▶ **YOUR OBJECTIVE**:
Reprint every entry, character for character.

┄┄┄┄┄┄┄┄┄┄

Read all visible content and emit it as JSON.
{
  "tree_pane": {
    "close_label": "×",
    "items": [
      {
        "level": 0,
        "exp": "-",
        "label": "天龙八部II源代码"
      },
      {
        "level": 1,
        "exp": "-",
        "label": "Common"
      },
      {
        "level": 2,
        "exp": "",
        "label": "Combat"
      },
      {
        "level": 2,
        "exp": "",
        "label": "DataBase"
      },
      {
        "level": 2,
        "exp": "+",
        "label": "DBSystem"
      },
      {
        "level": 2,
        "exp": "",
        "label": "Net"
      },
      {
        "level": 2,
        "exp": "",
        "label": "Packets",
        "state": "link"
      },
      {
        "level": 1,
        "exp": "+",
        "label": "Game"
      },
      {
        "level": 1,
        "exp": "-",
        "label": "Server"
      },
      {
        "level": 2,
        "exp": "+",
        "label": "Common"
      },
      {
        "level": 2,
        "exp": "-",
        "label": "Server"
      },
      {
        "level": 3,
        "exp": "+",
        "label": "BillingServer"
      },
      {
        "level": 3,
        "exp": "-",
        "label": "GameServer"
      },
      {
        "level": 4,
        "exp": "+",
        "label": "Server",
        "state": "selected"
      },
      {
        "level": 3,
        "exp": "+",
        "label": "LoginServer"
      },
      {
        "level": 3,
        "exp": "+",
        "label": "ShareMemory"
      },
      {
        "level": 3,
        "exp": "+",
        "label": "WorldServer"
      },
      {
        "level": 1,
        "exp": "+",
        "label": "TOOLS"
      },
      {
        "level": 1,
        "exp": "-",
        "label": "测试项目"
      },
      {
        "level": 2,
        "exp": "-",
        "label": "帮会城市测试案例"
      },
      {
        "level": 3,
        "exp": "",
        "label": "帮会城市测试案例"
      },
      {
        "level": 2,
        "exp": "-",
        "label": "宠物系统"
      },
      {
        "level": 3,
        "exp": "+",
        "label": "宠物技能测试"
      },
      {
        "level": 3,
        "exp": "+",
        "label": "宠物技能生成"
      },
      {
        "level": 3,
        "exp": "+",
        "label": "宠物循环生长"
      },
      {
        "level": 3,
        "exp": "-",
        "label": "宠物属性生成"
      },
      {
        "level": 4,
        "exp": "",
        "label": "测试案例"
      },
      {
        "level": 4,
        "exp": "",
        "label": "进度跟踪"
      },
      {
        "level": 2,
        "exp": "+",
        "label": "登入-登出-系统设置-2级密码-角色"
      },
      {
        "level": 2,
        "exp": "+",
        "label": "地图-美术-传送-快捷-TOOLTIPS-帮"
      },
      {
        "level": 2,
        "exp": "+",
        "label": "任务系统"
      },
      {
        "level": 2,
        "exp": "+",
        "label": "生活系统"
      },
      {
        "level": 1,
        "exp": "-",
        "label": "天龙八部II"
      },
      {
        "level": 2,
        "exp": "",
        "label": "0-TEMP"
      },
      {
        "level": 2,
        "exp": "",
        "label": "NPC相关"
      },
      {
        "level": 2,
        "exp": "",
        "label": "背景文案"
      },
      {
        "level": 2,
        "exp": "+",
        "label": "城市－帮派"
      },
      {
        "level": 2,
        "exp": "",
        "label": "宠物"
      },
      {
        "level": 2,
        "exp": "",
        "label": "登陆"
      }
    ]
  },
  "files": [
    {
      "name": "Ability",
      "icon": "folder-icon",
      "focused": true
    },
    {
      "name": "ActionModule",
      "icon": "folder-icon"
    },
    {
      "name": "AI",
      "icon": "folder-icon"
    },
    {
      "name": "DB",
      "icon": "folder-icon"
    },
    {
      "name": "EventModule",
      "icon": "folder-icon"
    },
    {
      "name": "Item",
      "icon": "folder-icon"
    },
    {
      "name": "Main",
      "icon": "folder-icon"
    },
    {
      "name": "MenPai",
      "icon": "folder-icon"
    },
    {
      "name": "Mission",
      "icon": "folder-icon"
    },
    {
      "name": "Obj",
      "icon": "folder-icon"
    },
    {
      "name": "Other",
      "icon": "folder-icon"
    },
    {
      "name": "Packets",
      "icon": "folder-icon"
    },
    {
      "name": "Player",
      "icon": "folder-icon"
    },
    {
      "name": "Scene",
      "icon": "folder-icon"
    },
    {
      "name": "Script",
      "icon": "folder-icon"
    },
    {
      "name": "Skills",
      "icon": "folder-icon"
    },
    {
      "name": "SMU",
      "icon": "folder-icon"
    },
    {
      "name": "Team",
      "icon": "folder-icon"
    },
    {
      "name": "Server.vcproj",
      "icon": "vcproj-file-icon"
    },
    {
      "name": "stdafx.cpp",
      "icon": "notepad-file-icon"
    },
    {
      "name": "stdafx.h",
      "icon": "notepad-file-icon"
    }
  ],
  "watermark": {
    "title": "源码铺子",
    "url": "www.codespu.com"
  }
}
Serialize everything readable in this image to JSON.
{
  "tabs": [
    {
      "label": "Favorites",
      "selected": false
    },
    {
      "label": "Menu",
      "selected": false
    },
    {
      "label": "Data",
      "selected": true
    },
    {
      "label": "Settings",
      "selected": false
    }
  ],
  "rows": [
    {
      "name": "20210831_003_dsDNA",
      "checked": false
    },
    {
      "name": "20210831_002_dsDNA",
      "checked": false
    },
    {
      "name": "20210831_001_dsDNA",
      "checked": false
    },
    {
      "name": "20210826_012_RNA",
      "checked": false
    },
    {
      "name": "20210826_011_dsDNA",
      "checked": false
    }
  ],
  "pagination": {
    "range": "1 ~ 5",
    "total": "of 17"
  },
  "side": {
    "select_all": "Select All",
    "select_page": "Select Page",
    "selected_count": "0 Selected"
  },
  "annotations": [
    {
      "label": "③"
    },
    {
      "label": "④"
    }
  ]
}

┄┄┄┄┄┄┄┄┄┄

▶ **RESPONSE AREA**:
Read all visible content and emit it as JSON.
{
  "tree_pane": {
    "close_label": "×",
    "items": [
      {
        "level": 0,
        "exp": "-",
        "label": "天龙八部II源代码"
      },
      {
        "level": 1,
        "exp": "-",
        "label": "Common"
      },
      {
        "level": 2,
        "exp": "",
        "label": "Combat"
      },
      {
        "level": 2,
        "exp": "",
        "label": "DataBase"
      },
      {
        "level": 2,
        "exp": "+",
        "label": "DBSystem"
      },
      {
        "level": 2,
        "exp": "",
        "label": "Net"
      },
      {
        "level": 2,
        "exp": "",
        "label": "Packets",
        "state": "link"
      },
      {
        "level": 1,
        "exp": "+",
        "label": "Game"
      },
      {
        "level": 1,
        "exp": "-",
        "label": "Server"
      },
      {
        "level": 2,
        "exp": "+",
        "label": "Common"
      },
      {
        "level": 2,
        "exp": "-",
        "label": "Server"
      },
      {
        "level": 3,
        "exp": "+",
        "label": "BillingServer"
      },
      {
        "level": 3,
        "exp": "-",
        "label": "GameServer"
      },
      {
        "level": 4,
        "exp": "+",
        "label": "Server",
        "state": "selected"
      },
      {
        "level": 3,
        "exp": "+",
        "label": "LoginServer"
      },
      {
        "level": 3,
        "exp": "+",
        "label": "ShareMemory"
      },
      {
        "level": 3,
        "exp": "+",
        "label": "WorldServer"
      },
      {
        "level": 1,
        "exp": "+",
        "label": "TOOLS"
      },
      {
        "level": 1,
        "exp": "-",
        "label": "测试项目"
      },
      {
        "level": 2,
        "exp": "-",
        "label": "帮会城市测试案例"
      },
      {
        "level": 3,
        "exp": "",
        "label": "帮会城市测试案例"
      },
      {
        "level": 2,
        "exp": "-",
        "label": "宠物系统"
      },
      {
        "level": 3,
        "exp": "+",
        "label": "宠物技能测试"
      },
      {
        "level": 3,
        "exp": "+",
        "label": "宠物技能生成"
      },
      {
        "level": 3,
        "exp": "+",
        "label": "宠物循环生长"
      },
      {
        "level": 3,
        "exp": "-",
        "label": "宠物属性生成"
      },
      {
        "level": 4,
        "exp": "",
        "label": "测试案例"
      },
      {
        "level": 4,
        "exp": "",
        "label": "进度跟踪"
      },
      {
        "level": 2,
        "exp": "+",
        "label": "登入-登出-系统设置-2级密码-角色"
      },
      {
        "level": 2,
        "exp": "+",
        "label": "地图-美术-传送-快捷-TOOLTIPS-帮"
      },
      {
        "level": 2,
        "exp": "+",
        "label": "任务系统"
      },
      {
        "level": 2,
        "exp": "+",
        "label": "生活系统"
      },
      {
        "level": 1,
        "exp": "-",
        "label": "天龙八部II"
      },
      {
        "level": 2,
        "exp": "",
        "label": "0-TEMP"
      },
      {
        "level": 2,
        "exp": "",
        "label": "NPC相关"
      },
      {
        "level": 2,
        "exp": "",
        "label": "背景文案"
      },
      {
        "level": 2,
        "exp": "+",
        "label": "城市－帮派"
      },
      {
        "level": 2,
        "exp": "",
        "label": "宠物"
      },
      {
        "level": 2,
        "exp": "",
        "label": "登陆"
      }
    ]
  },
  "files": [
    {
      "name": "Ability",
      "icon": "folder-icon",
      "focused": true
    },
    {
      "name": "ActionModule",
      "icon": "folder-icon"
    },
    {
      "name": "AI",
      "icon": "folder-icon"
    },
    {
      "name": "DB",
      "icon": "folder-icon"
    },
    {
      "name": "EventModule",
      "icon": "folder-icon"
    },
    {
      "name": "Item",
      "icon": "folder-icon"
    },
    {
      "name": "Main",
      "icon": "folder-icon"
    },
    {
      "name": "MenPai",
      "icon": "folder-icon"
    },
    {
      "name": "Mission",
      "icon": "folder-icon"
    },
    {
      "name": "Obj",
      "icon": "folder-icon"
    },
    {
      "name": "Other",
      "icon": "folder-icon"
    },
    {
      "name": "Packets",
      "icon": "folder-icon"
    },
    {
      "name": "Player",
      "icon": "folder-icon"
    },
    {
      "name": "Scene",
      "icon": "folder-icon"
    },
    {
      "name": "Script",
      "icon": "folder-icon"
    },
    {
      "name": "Skills",
      "icon": "folder-icon"
    },
    {
      "name": "SMU",
      "icon": "folder-icon"
    },
    {
      "name": "Team",
      "icon": "folder-icon"
    },
    {
      "name": "Server.vcproj",
      "icon": "vcproj-file-icon"
    },
    {
      "name": "stdafx.cpp",
      "icon": "notepad-file-icon"
    },
    {
      "name": "stdafx.h",
      "icon": "notepad-file-icon"
    }
  ],
  "watermark": {
    "title": "源码铺子",
    "url": "www.codespu.com"
  }
}
Serialize everything readable in this image to JSON.
{
  "tabs": [
    {
      "label": "Favorites",
      "selected": false
    },
    {
      "label": "Menu",
      "selected": false
    },
    {
      "label": "Data",
      "selected": true
    },
    {
      "label": "Settings",
      "selected": false
    }
  ],
  "rows": [
    {
      "name": "20210831_003_dsDNA",
      "checked": false
    },
    {
      "name": "20210831_002_dsDNA",
      "checked": false
    },
    {
      "name": "20210831_001_dsDNA",
      "checked": false
    },
    {
      "name": "20210826_012_RNA",
      "checked": false
    },
    {
      "name": "20210826_011_dsDNA",
      "checked": false
    }
  ],
  "pagination": {
    "range": "1 ~ 5",
    "total": "of 17"
  },
  "side": {
    "select_all": "Select All",
    "select_page": "Select Page",
    "selected_count": "0 Selected"
  },
  "annotations": [
    {
      "label": "③"
    },
    {
      "label": "④"
    }
  ]
}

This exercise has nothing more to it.